“A coward dies a thousand deaths, a soldier dies but one.” That is the motto of a US Army Soldier on his second tour of duty in Iraq. His first tour was 12 months. This one will probably end next May. That will make 15 months for him this tour.
His job this time is “just a simple one,” he says–logistics–getting and fielding all the equipment for the 4th Brigade. There are about 3,400 soldiers in the US 4th Infantry Brigade Combat Team all over Iraq. His rank is E-8, Master Sergeant, and he is planning on, not only leaving Iraq, but leaving the service when his enlistment is over in October 2008.
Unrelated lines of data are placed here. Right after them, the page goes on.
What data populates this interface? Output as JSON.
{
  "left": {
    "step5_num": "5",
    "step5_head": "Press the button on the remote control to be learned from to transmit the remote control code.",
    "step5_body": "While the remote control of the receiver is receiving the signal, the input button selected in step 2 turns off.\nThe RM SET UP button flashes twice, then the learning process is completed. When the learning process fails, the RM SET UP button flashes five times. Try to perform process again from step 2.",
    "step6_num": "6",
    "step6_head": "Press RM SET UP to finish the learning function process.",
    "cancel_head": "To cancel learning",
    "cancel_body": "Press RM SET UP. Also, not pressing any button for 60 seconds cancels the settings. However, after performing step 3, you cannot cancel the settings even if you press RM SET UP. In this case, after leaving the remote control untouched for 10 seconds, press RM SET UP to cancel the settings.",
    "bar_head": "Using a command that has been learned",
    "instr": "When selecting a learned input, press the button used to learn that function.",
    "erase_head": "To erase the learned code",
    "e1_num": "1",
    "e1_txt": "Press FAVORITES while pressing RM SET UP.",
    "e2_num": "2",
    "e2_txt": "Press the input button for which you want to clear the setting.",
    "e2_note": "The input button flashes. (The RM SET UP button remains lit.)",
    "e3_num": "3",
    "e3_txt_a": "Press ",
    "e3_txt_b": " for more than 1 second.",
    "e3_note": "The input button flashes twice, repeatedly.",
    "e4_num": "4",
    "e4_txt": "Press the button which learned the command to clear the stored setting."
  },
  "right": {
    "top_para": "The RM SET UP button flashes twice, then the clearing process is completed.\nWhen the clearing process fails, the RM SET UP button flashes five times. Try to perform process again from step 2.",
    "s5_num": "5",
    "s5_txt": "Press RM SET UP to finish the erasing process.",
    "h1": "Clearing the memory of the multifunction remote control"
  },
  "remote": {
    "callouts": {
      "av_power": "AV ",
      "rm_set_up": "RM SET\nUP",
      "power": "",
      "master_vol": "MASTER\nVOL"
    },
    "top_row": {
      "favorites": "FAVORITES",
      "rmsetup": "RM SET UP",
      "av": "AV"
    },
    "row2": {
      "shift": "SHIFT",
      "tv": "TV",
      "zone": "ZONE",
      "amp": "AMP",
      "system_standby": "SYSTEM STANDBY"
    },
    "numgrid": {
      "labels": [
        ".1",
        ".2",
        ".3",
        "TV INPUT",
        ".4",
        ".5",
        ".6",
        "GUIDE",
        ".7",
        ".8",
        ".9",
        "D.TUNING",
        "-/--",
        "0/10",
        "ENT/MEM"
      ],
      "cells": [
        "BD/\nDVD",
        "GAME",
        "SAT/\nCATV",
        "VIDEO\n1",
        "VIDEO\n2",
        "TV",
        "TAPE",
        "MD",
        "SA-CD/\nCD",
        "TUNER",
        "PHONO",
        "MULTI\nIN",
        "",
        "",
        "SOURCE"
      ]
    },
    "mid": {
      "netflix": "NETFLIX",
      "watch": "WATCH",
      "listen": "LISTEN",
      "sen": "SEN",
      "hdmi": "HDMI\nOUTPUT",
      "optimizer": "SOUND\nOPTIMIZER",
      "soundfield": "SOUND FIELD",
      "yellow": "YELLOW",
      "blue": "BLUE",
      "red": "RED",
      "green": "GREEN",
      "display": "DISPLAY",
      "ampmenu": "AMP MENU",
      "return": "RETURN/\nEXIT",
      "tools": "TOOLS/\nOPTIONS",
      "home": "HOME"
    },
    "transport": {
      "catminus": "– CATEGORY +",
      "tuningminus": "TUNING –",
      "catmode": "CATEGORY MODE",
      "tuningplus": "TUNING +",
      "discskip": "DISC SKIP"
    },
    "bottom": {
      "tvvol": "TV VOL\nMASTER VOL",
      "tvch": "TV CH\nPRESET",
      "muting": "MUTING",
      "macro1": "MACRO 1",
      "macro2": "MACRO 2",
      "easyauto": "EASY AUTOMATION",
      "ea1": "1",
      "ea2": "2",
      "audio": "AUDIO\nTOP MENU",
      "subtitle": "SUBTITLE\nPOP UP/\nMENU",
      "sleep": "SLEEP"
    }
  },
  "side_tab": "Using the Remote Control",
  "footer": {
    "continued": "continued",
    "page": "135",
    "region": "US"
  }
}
This soldier said recently that not all Iraqis are anti-American. “We were rolling up north to visit our Kurdish brothers. The Kurds are very fierce fighters. They have a little organization called the Peshmerga, which literally translates to “those who face death,” that opposed Saddam back in the day. The Kurds make the best soldiers and have the highest pass rate for US special forces schools in Iraq. Up in Duhok, which is in Kurdistan, every male between the ages of 17 to 25 seemed to have one of two pictures in his wallet; either President Bush or the US Flag,” stated Michael Stellpflug.
Michael has been sort of enjoying his time in Iraq this tour. “I have a room with a door and a nice chow hall. This place is paradise compared to the last joint I was in.”
He also managed to find a Kurdish McDonalds, and it made him feel even more at home. “It’s not really a McDonalds, but the Kurds tried to make believe it was. The sandwiches were pretty good, though,” Sgt. Stellpflug stated.
Although Stellpflug will be coming home next May, he expects US Troops to be in Iraq for many more years. That is the debate that is raging back in the US. Some would rather all troops come home soon tired of virtual visits with their family, while others feel a premature pull-back of American Forces would result in a destabilized Iraq.
“We have accomplished some good things here,” said Stellpflug, who was photographed amid a smiling group of Iraqi children. “I think the greatest accomplishment is giving the people a choice to live in a democracy and enjoy freedoms they never had before. While it is far from perfect, the ability to choose how to live your life is the first step in creating a democracy.”